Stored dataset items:

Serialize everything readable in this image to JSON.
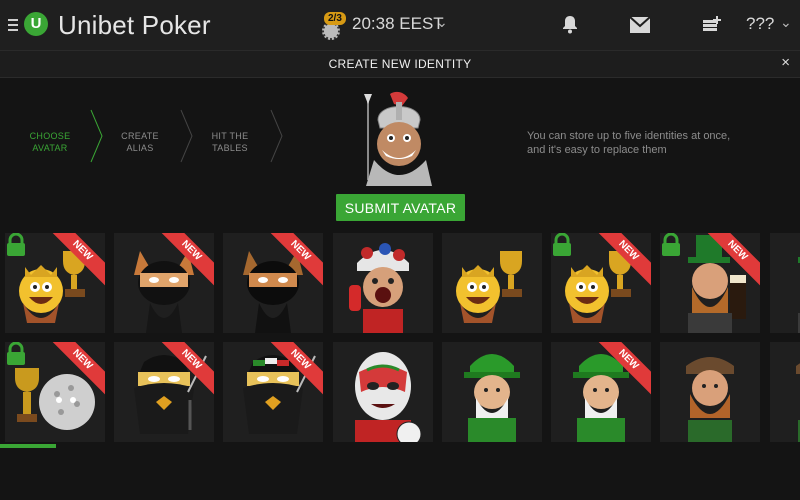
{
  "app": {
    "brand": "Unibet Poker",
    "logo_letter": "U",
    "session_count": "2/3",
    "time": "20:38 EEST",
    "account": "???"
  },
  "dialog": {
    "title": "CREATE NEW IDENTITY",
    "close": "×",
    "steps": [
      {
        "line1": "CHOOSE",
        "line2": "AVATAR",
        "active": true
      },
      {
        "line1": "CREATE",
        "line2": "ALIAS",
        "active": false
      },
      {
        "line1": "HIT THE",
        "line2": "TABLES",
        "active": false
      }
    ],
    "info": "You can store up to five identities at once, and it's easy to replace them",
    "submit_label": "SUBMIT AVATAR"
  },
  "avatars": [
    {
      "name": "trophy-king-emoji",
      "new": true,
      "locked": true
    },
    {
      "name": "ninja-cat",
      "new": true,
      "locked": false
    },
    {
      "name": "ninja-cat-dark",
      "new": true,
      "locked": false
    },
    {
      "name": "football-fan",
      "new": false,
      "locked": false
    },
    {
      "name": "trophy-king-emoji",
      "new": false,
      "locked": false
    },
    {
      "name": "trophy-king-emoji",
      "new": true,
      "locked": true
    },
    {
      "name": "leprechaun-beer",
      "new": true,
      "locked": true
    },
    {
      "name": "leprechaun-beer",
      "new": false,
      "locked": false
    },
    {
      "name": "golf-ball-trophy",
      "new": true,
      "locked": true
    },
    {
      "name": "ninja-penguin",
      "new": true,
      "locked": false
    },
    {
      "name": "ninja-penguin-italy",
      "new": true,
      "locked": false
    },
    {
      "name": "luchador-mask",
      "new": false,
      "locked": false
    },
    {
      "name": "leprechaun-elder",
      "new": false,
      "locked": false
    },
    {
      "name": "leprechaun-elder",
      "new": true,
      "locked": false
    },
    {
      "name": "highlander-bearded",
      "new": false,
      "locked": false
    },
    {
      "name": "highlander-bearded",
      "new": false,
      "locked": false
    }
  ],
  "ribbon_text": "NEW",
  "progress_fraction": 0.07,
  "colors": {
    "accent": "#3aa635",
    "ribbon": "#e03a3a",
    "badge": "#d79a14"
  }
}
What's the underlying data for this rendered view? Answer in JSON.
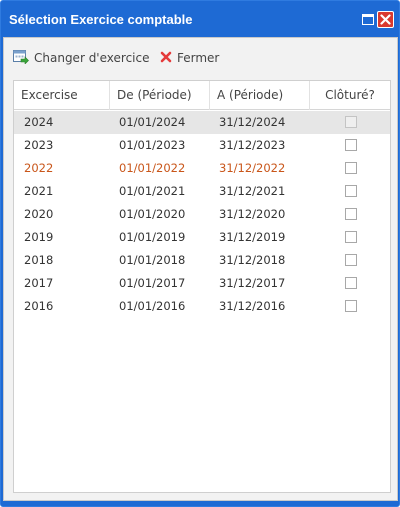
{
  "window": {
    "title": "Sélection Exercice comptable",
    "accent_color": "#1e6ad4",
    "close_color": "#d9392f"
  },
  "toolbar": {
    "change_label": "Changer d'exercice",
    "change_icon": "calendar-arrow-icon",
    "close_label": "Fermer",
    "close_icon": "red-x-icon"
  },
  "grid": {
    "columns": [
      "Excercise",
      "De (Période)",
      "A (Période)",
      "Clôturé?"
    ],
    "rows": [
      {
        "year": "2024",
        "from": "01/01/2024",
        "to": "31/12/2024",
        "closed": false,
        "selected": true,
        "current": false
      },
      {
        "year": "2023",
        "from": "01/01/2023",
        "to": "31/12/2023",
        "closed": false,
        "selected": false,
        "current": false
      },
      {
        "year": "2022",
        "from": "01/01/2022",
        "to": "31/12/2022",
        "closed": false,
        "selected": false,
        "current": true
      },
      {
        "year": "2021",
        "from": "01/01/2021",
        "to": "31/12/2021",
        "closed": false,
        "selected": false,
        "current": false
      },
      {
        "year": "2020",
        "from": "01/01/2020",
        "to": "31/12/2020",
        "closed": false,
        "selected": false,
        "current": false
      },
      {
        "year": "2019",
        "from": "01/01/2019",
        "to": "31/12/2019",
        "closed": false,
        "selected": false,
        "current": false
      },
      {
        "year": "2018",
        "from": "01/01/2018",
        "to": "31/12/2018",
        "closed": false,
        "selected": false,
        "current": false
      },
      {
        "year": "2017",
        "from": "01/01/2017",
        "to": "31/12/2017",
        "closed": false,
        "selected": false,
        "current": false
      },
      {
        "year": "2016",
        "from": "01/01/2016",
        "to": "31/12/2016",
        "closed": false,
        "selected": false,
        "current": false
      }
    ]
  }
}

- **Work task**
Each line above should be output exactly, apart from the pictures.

- **Written answer**
Serialize everything readable in this image to JSON.
{
  "app": {
    "brand": "Unibet Poker",
    "logo_letter": "U",
    "session_count": "2/3",
    "time": "20:38 EEST",
    "account": "???"
  },
  "dialog": {
    "title": "CREATE NEW IDENTITY",
    "close": "×",
    "steps": [
      {
        "line1": "CHOOSE",
        "line2": "AVATAR",
        "active": true
      },
      {
        "line1": "CREATE",
        "line2": "ALIAS",
        "active": false
      },
      {
        "line1": "HIT THE",
        "line2": "TABLES",
        "active": false
      }
    ],
    "info": "You can store up to five identities at once, and it's easy to replace them",
    "submit_label": "SUBMIT AVATAR"
  },
  "avatars": [
    {
      "name": "trophy-king-emoji",
      "new": true,
      "locked": true
    },
    {
      "name": "ninja-cat",
      "new": true,
      "locked": false
    },
    {
      "name": "ninja-cat-dark",
      "new": true,
      "locked": false
    },
    {
      "name": "football-fan",
      "new": false,
      "locked": false
    },
    {
      "name": "trophy-king-emoji",
      "new": false,
      "locked": false
    },
    {
      "name": "trophy-king-emoji",
      "new": true,
      "locked": true
    },
    {
      "name": "leprechaun-beer",
      "new": true,
      "locked": true
    },
    {
      "name": "leprechaun-beer",
      "new": false,
      "locked": false
    },
    {
      "name": "golf-ball-trophy",
      "new": true,
      "locked": true
    },
    {
      "name": "ninja-penguin",
      "new": true,
      "locked": false
    },
    {
      "name": "ninja-penguin-italy",
      "new": true,
      "locked": false
    },
    {
      "name": "luchador-mask",
      "new": false,
      "locked": false
    },
    {
      "name": "leprechaun-elder",
      "new": false,
      "locked": false
    },
    {
      "name": "leprechaun-elder",
      "new": true,
      "locked": false
    },
    {
      "name": "highlander-bearded",
      "new": false,
      "locked": false
    },
    {
      "name": "highlander-bearded",
      "new": false,
      "locked": false
    }
  ],
  "ribbon_text": "NEW",
  "progress_fraction": 0.07,
  "colors": {
    "accent": "#3aa635",
    "ribbon": "#e03a3a",
    "badge": "#d79a14"
  }
}
What's the underlying data for this rendered view? Answer in JSON.
{
  "window": {
    "title": "Sélection Exercice comptable",
    "accent_color": "#1e6ad4",
    "close_color": "#d9392f"
  },
  "toolbar": {
    "change_label": "Changer d'exercice",
    "change_icon": "calendar-arrow-icon",
    "close_label": "Fermer",
    "close_icon": "red-x-icon"
  },
  "grid": {
    "columns": [
      "Excercise",
      "De (Période)",
      "A (Période)",
      "Clôturé?"
    ],
    "rows": [
      {
        "year": "2024",
        "from": "01/01/2024",
        "to": "31/12/2024",
        "closed": false,
        "selected": true,
        "current": false
      },
      {
        "year": "2023",
        "from": "01/01/2023",
        "to": "31/12/2023",
        "closed": false,
        "selected": false,
        "current": false
      },
      {
        "year": "2022",
        "from": "01/01/2022",
        "to": "31/12/2022",
        "closed": false,
        "selected": false,
        "current": true
      },
      {
        "year": "2021",
        "from": "01/01/2021",
        "to": "31/12/2021",
        "closed": false,
        "selected": false,
        "current": false
      },
      {
        "year": "2020",
        "from": "01/01/2020",
        "to": "31/12/2020",
        "closed": false,
        "selected": false,
        "current": false
      },
      {
        "year": "2019",
        "from": "01/01/2019",
        "to": "31/12/2019",
        "closed": false,
        "selected": false,
        "current": false
      },
      {
        "year": "2018",
        "from": "01/01/2018",
        "to": "31/12/2018",
        "closed": false,
        "selected": false,
        "current": false
      },
      {
        "year": "2017",
        "from": "01/01/2017",
        "to": "31/12/2017",
        "closed": false,
        "selected": false,
        "current": false
      },
      {
        "year": "2016",
        "from": "01/01/2016",
        "to": "31/12/2016",
        "closed": false,
        "selected": false,
        "current": false
      }
    ]
  }
}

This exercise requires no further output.